JUNE 23, 2014 for the N.Y. Times
Investigations into the Christie administration and the Port Authority of New York and New Jersey have zeroed in on possible securities law violations stemming from a $1.8 billion road repair agreement in 2011, according to people briefed on the matter.
While the inquiries were prompted by the apparently politically motivated lane closings at the George Washington Bridge last year, these investigations center on another crossing: the Pulaski Skyway, the crumbling elevated roadway connecting Newark and Jersey City. They are being conducted by the Manhattan district attorney and the Securities and Exchange Commission.
The inquiries into securities law violations focus on a period of 2010 and 2011 when Gov. Chris Christie’s administration pressed the Port Authority to pay for extensive repairs to the Skyway and related road projects, diverting money that was to be used on a new Hudson River rail tunnel that Mr. Christie canceled in October 2010.
Again and again, Port Authority lawyers warned against the move: The Pulaski Skyway, they noted, is owned and operated by the state, putting it outside the agency’s purview, according to dozens of memos and emails reviewed by investigators and obtained by The New York Times.
But the Christie administration relentlessly lobbied to use the money for the Skyway, with Mr. Christie announcing publicly that the state planned to rely on Port Authority funds even before an agreement was reached. Eventually, the authority justified the Skyway repairs by casting the bridge as an access road to the Lincoln Tunnel, even though they are not directly connected.
In bond documents describing the Skyway reconstruction and other repairs, the Port Authority has called the projects “Lincoln Tunnel Access Infrastructure Improvements.”
The accuracy of this characterization is now a major focus of the investigations, according to several people briefed on the matter. Under a New York State law known as the Martin Act, prosecutors can bring felony charges for intentionally deceiving bond holders, without having to prove any intent to defraud or even establish that any fraud occurred.

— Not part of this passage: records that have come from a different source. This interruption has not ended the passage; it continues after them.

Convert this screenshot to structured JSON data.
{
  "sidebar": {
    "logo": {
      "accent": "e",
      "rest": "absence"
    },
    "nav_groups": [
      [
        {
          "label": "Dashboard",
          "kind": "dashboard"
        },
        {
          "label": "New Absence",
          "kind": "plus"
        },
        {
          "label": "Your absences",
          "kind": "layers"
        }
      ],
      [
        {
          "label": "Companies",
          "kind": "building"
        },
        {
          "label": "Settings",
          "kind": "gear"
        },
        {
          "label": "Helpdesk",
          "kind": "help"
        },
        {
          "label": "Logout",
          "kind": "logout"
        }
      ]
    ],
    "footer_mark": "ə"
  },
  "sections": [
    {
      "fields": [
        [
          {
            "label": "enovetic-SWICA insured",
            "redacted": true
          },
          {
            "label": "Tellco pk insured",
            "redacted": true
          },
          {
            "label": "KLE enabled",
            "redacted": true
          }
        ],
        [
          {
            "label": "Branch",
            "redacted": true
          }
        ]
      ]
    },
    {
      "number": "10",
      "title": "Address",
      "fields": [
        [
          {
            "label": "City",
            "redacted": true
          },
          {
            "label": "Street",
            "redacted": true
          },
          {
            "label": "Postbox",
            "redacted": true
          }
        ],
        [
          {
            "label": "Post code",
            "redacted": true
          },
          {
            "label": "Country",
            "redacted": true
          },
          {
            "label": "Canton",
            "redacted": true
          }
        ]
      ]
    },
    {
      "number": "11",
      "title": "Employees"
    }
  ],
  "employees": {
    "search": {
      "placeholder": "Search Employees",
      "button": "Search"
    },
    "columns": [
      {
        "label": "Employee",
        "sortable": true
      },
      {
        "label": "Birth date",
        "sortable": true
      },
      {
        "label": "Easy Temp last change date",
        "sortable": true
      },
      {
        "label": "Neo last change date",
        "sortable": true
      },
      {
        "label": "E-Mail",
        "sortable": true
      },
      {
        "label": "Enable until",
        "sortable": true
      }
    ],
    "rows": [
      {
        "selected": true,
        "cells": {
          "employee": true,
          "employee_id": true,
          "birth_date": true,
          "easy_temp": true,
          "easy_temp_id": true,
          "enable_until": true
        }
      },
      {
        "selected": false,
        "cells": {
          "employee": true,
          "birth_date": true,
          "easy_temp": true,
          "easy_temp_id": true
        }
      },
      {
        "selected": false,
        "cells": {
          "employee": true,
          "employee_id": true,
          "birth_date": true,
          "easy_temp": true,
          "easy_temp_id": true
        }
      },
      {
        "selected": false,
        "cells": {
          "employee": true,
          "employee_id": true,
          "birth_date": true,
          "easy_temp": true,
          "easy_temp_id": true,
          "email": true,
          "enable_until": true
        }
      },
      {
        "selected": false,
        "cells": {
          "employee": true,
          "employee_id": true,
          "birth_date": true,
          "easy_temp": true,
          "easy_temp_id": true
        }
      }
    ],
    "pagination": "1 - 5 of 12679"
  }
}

Two veteran prosecutors in the Manhattan district attorney’s office public corruption unit are working with two S.E.C. lawyers who are experts in such bond issues, one person briefed on the matter said, and another noted that while the agencies were each conducting separate parallel inquiries, they were working together.
In addition to criminal charges under the Martin Act, the investigations could result in civil action under the Martin Act or by the S.E.C., under federal securities laws.
The office of the Manhattan district attorney, Cyrus R. Vance Jr., and the S.E.C. declined to comment.